Stored items
# # # # #

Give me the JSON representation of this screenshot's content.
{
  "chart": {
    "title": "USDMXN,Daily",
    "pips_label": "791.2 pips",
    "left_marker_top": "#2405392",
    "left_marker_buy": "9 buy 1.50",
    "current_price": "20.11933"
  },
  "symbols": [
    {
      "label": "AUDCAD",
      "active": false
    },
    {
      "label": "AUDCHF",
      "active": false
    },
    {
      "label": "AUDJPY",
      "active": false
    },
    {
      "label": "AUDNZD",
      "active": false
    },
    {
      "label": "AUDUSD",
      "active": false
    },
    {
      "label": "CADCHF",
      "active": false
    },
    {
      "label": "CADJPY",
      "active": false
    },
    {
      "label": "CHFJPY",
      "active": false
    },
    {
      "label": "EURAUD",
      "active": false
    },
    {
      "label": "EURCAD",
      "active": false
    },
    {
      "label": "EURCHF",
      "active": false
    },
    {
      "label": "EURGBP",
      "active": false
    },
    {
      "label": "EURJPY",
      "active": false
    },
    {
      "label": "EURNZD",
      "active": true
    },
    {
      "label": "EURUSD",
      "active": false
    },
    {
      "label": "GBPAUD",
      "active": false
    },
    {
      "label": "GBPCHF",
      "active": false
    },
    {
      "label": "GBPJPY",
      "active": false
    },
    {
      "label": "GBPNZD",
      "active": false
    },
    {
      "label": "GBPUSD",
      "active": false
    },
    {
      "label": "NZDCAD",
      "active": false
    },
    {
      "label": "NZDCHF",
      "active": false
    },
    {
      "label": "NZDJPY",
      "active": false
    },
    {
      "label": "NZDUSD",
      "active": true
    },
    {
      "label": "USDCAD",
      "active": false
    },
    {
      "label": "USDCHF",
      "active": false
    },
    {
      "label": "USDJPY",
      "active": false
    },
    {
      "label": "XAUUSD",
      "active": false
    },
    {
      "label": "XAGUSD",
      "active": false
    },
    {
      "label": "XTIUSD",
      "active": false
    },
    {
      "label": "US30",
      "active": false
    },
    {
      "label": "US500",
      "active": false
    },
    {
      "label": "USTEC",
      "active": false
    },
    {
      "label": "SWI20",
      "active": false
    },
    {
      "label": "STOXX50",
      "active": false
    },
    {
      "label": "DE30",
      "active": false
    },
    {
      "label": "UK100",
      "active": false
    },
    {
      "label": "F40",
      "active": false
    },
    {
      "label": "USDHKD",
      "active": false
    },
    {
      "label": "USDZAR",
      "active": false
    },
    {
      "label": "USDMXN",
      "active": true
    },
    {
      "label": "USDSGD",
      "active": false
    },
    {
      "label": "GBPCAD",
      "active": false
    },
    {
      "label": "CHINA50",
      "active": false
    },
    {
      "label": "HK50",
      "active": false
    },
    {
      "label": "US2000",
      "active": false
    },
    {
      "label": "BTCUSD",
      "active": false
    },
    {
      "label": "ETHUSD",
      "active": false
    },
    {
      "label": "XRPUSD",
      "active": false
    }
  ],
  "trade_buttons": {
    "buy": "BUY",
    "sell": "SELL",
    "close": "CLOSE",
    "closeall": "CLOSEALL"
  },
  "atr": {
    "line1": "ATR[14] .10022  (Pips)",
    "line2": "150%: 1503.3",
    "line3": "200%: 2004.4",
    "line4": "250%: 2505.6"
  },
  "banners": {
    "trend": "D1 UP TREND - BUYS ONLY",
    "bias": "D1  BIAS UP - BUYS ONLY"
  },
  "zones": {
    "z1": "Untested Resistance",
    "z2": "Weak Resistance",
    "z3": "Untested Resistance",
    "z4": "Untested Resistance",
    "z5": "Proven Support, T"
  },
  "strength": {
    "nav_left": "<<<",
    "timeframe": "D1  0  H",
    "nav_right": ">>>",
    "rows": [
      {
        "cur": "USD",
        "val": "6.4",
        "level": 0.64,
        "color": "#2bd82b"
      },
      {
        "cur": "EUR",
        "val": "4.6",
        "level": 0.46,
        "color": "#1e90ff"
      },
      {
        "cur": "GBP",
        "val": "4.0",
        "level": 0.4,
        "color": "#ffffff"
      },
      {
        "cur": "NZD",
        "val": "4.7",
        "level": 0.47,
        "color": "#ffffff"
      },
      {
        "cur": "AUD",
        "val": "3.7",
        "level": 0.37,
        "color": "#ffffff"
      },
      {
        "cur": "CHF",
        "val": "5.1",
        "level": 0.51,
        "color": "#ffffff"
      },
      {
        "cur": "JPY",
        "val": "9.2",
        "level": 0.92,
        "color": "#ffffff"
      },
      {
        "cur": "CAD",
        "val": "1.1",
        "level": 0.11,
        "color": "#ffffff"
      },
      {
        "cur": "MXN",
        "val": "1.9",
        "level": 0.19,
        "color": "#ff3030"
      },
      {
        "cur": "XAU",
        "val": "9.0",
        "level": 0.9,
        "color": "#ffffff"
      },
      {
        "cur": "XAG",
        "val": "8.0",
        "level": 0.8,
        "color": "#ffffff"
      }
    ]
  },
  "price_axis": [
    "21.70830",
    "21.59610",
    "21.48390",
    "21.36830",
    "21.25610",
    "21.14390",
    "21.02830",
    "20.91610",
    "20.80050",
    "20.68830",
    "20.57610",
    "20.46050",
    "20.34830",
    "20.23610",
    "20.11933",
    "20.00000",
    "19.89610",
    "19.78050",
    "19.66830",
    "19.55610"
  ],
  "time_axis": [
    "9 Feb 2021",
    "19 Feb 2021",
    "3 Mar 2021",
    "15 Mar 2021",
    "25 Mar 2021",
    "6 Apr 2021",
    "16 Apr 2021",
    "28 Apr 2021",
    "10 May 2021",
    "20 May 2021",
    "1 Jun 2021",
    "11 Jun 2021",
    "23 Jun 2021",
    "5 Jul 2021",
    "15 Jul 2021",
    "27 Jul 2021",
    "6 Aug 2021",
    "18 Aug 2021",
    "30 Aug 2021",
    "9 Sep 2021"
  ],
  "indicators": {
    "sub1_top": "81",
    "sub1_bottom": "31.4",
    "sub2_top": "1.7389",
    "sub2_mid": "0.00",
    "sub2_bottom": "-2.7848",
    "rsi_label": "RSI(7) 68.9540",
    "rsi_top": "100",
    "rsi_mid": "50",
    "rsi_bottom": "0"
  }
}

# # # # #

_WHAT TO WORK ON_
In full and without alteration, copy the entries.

_SOLVED EXERCISE_
Give me the JSON representation of this screenshot's content.
{
  "chart": {
    "title": "USDMXN,Daily",
    "pips_label": "791.2 pips",
    "left_marker_top": "#2405392",
    "left_marker_buy": "9 buy 1.50",
    "current_price": "20.11933"
  },
  "symbols": [
    {
      "label": "AUDCAD",
      "active": false
    },
    {
      "label": "AUDCHF",
      "active": false
    },
    {
      "label": "AUDJPY",
      "active": false
    },
    {
      "label": "AUDNZD",
      "active": false
    },
    {
      "label": "AUDUSD",
      "active": false
    },
    {
      "label": "CADCHF",
      "active": false
    },
    {
      "label": "CADJPY",
      "active": false
    },
    {
      "label": "CHFJPY",
      "active": false
    },
    {
      "label": "EURAUD",
      "active": false
    },
    {
      "label": "EURCAD",
      "active": false
    },
    {
      "label": "EURCHF",
      "active": false
    },
    {
      "label": "EURGBP",
      "active": false
    },
    {
      "label": "EURJPY",
      "active": false
    },
    {
      "label": "EURNZD",
      "active": true
    },
    {
      "label": "EURUSD",
      "active": false
    },
    {
      "label": "GBPAUD",
      "active": false
    },
    {
      "label": "GBPCHF",
      "active": false
    },
    {
      "label": "GBPJPY",
      "active": false
    },
    {
      "label": "GBPNZD",
      "active": false
    },
    {
      "label": "GBPUSD",
      "active": false
    },
    {
      "label": "NZDCAD",
      "active": false
    },
    {
      "label": "NZDCHF",
      "active": false
    },
    {
      "label": "NZDJPY",
      "active": false
    },
    {
      "label": "NZDUSD",
      "active": true
    },
    {
      "label": "USDCAD",
      "active": false
    },
    {
      "label": "USDCHF",
      "active": false
    },
    {
      "label": "USDJPY",
      "active": false
    },
    {
      "label": "XAUUSD",
      "active": false
    },
    {
      "label": "XAGUSD",
      "active": false
    },
    {
      "label": "XTIUSD",
      "active": false
    },
    {
      "label": "US30",
      "active": false
    },
    {
      "label": "US500",
      "active": false
    },
    {
      "label": "USTEC",
      "active": false
    },
    {
      "label": "SWI20",
      "active": false
    },
    {
      "label": "STOXX50",
      "active": false
    },
    {
      "label": "DE30",
      "active": false
    },
    {
      "label": "UK100",
      "active": false
    },
    {
      "label": "F40",
      "active": false
    },
    {
      "label": "USDHKD",
      "active": false
    },
    {
      "label": "USDZAR",
      "active": false
    },
    {
      "label": "USDMXN",
      "active": true
    },
    {
      "label": "USDSGD",
      "active": false
    },
    {
      "label": "GBPCAD",
      "active": false
    },
    {
      "label": "CHINA50",
      "active": false
    },
    {
      "label": "HK50",
      "active": false
    },
    {
      "label": "US2000",
      "active": false
    },
    {
      "label": "BTCUSD",
      "active": false
    },
    {
      "label": "ETHUSD",
      "active": false
    },
    {
      "label": "XRPUSD",
      "active": false
    }
  ],
  "trade_buttons": {
    "buy": "BUY",
    "sell": "SELL",
    "close": "CLOSE",
    "closeall": "CLOSEALL"
  },
  "atr": {
    "line1": "ATR[14] .10022  (Pips)",
    "line2": "150%: 1503.3",
    "line3": "200%: 2004.4",
    "line4": "250%: 2505.6"
  },
  "banners": {
    "trend": "D1 UP TREND - BUYS ONLY",
    "bias": "D1  BIAS UP - BUYS ONLY"
  },
  "zones": {
    "z1": "Untested Resistance",
    "z2": "Weak Resistance",
    "z3": "Untested Resistance",
    "z4": "Untested Resistance",
    "z5": "Proven Support, T"
  },
  "strength": {
    "nav_left": "<<<",
    "timeframe": "D1  0  H",
    "nav_right": ">>>",
    "rows": [
      {
        "cur": "USD",
        "val": "6.4",
        "level": 0.64,
        "color": "#2bd82b"
      },
      {
        "cur": "EUR",
        "val": "4.6",
        "level": 0.46,
        "color": "#1e90ff"
      },
      {
        "cur": "GBP",
        "val": "4.0",
        "level": 0.4,
        "color": "#ffffff"
      },
      {
        "cur": "NZD",
        "val": "4.7",
        "level": 0.47,
        "color": "#ffffff"
      },
      {
        "cur": "AUD",
        "val": "3.7",
        "level": 0.37,
        "color": "#ffffff"
      },
      {
        "cur": "CHF",
        "val": "5.1",
        "level": 0.51,
        "color": "#ffffff"
      },
      {
        "cur": "JPY",
        "val": "9.2",
        "level": 0.92,
        "color": "#ffffff"
      },
      {
        "cur": "CAD",
        "val": "1.1",
        "level": 0.11,
        "color": "#ffffff"
      },
      {
        "cur": "MXN",
        "val": "1.9",
        "level": 0.19,
        "color": "#ff3030"
      },
      {
        "cur": "XAU",
        "val": "9.0",
        "level": 0.9,
        "color": "#ffffff"
      },
      {
        "cur": "XAG",
        "val": "8.0",
        "level": 0.8,
        "color": "#ffffff"
      }
    ]
  },
  "price_axis": [
    "21.70830",
    "21.59610",
    "21.48390",
    "21.36830",
    "21.25610",
    "21.14390",
    "21.02830",
    "20.91610",
    "20.80050",
    "20.68830",
    "20.57610",
    "20.46050",
    "20.34830",
    "20.23610",
    "20.11933",
    "20.00000",
    "19.89610",
    "19.78050",
    "19.66830",
    "19.55610"
  ],
  "time_axis": [
    "9 Feb 2021",
    "19 Feb 2021",
    "3 Mar 2021",
    "15 Mar 2021",
    "25 Mar 2021",
    "6 Apr 2021",
    "16 Apr 2021",
    "28 Apr 2021",
    "10 May 2021",
    "20 May 2021",
    "1 Jun 2021",
    "11 Jun 2021",
    "23 Jun 2021",
    "5 Jul 2021",
    "15 Jul 2021",
    "27 Jul 2021",
    "6 Aug 2021",
    "18 Aug 2021",
    "30 Aug 2021",
    "9 Sep 2021"
  ],
  "indicators": {
    "sub1_top": "81",
    "sub1_bottom": "31.4",
    "sub2_top": "1.7389",
    "sub2_mid": "0.00",
    "sub2_bottom": "-2.7848",
    "rsi_label": "RSI(7) 68.9540",
    "rsi_top": "100",
    "rsi_mid": "50",
    "rsi_bottom": "0"
  }
}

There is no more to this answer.